Describing his start to a working life in Claret and Blue, he continued: “I worked at the club for seven years. I was in charge of the everyday running of the stadium, the groundsmen, maintenance guys and cleaners.

“I also had to liaise with contractors throughout the building of the Bobby Moore and Trevor Brooking Stands but mainly to make sure the stadium was up to the safety requirements for every game and to oversee the extra match-day safety staff.

“The most enjoyable part of the job was, without doubt, matchdays. They were absolutely frantic but the atmosphere was brilliant. There would be about a dozen of us flat out from early morning until kick off time but then things would invariably still go wrong!

“The guys I worked with were a top bunch and we always coped somehow. Winters were really hard, making sure games didn't get cancelled. One of our ideas was to introduce the huge 'bubble' that was used very effectively before under soil heating was installed.”

Under Cooper’s astute leadership, the famous Bobby Moore Stand, completed in 1993, and the Trevor Brooking Stand, two years later in 1995, were converted to the iconic feats of architecture that stand tall and proud to this day.

“My job at West Ham will always be the best I ever had. I've got so many great memories. One that sticks in my mind though is when I was given the Premier League trophy to look after when we played Blackburn Rovers in the 1994/95 season.

“They stood to win it that day if things went right for them. I took it home but had the idea to whip off the Blue and White ribbons, replace them with Claret and Blue and get the groundstaff to pose for photos with it! Word spread and eventually there weren't many in the club that didn't queue up for a photo!”

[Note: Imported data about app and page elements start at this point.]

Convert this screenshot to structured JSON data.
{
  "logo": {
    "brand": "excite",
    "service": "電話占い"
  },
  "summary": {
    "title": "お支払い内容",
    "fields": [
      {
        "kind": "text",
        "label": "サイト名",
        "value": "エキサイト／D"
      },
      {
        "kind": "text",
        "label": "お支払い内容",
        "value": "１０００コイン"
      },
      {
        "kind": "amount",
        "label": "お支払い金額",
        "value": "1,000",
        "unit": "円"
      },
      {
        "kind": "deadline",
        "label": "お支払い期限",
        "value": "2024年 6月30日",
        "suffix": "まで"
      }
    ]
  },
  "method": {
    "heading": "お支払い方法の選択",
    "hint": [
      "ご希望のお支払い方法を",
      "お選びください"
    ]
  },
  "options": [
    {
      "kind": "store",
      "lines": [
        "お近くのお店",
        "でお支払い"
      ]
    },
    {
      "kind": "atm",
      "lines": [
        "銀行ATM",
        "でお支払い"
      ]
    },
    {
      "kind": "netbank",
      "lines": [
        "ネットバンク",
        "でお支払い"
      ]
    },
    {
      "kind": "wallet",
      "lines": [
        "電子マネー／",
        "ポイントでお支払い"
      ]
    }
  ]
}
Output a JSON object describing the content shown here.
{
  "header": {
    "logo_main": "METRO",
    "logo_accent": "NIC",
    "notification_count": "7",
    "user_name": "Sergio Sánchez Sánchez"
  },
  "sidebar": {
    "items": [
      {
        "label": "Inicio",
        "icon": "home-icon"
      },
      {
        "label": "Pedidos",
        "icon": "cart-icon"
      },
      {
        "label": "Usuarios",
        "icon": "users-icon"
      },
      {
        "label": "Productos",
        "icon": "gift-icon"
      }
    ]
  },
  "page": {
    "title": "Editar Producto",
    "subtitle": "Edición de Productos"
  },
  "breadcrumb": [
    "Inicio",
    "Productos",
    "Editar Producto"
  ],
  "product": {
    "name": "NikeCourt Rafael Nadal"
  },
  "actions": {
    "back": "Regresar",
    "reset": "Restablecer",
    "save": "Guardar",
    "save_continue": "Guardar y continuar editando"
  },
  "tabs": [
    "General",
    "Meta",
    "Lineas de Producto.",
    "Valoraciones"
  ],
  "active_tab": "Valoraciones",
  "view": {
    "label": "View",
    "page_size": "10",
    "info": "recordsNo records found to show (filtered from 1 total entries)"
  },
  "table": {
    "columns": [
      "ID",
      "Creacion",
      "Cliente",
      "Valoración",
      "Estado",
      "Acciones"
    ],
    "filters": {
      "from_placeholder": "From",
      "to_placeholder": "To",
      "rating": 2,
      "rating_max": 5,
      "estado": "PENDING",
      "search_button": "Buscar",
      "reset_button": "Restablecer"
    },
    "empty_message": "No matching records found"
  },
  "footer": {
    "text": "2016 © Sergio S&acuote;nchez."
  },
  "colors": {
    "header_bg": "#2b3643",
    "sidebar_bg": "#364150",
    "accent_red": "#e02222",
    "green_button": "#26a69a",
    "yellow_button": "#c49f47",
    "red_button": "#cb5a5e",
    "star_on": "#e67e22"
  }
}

It is precisely this combination of humility and sense of humour twinned with hard-work that made Steve such a valuable and respected member of the West Ham Family.

However, the pull of his adopted home came calling.

In any job, seven years is a long time, and as anyone who has worked in a football club can attest, seven years is a very impressive innings in an intense, high-pressure environment. Especially considering the rollercoaster start the club had in the early 1990s; promotion-relegation-promotion before establishing themselves as a decent Premier League outfit by the time Steve left.  

“It was extremely hard to leave the club, but Lynn and I were very homesick for New Zealand. I still follow the Hammers and watch them whenever I can.

“I've coached junior football for over 30 years and the teams have always been called The Hammers. I’d say the majority of the 10 to 13-year-olds end up Hammers’ supporters!”
Speaking to Steve, it is soon clear how passionate he is about everything West Ham, and how many fond memories he has during his time in E13.

“There were so many weird and funny things that happened during my time at the club, too much for one article. I still get a huge buzz whenever I stop to think about them.

“When Bobby Moore died, there were hundreds of flowers and tributes piled all along the forecourt; it was a problem how to remove everything sensitively. We knew that it had to be done low key so it was decided to burn everything and bury the ashes beneath the soon to be finished Bobby Moore Stand.

“I got teams of workers in from 3am and we stockpiled all the thousands of floral wreaths in a car park.

“We loaded a few wheelie bins up but couldn't get them to light. Someone suggested a drop of petrol so we poured it in and lobbed a match or two in but nothing happened. We poured in a bit more petrol, but we hadn't realised that with all the flowers being in cellophane wrapped wreaths the petrol was just running off the plastic and settling in a puddle at the bottom!

“After a while I lit a huge bunch of rags and shoved it right in. We all backed off and for a while it looked like nothing was going to happen again but suddenly it went KA-BOOM!

“The tall circular metal bin acted like a cannon shooting thousands of flowers about 60 feet in the air. Then, in super slow motion all these little burning flowers came drifting back to earth, sort of dancing on the hot air. It looked surreal, and I remember saying ‘So Long Bobby’. We all stood and saluted; I do reckon Bobby would have seen the funny side of it.”

The opinions in this article are those of the author and not necessarily those of West Ham United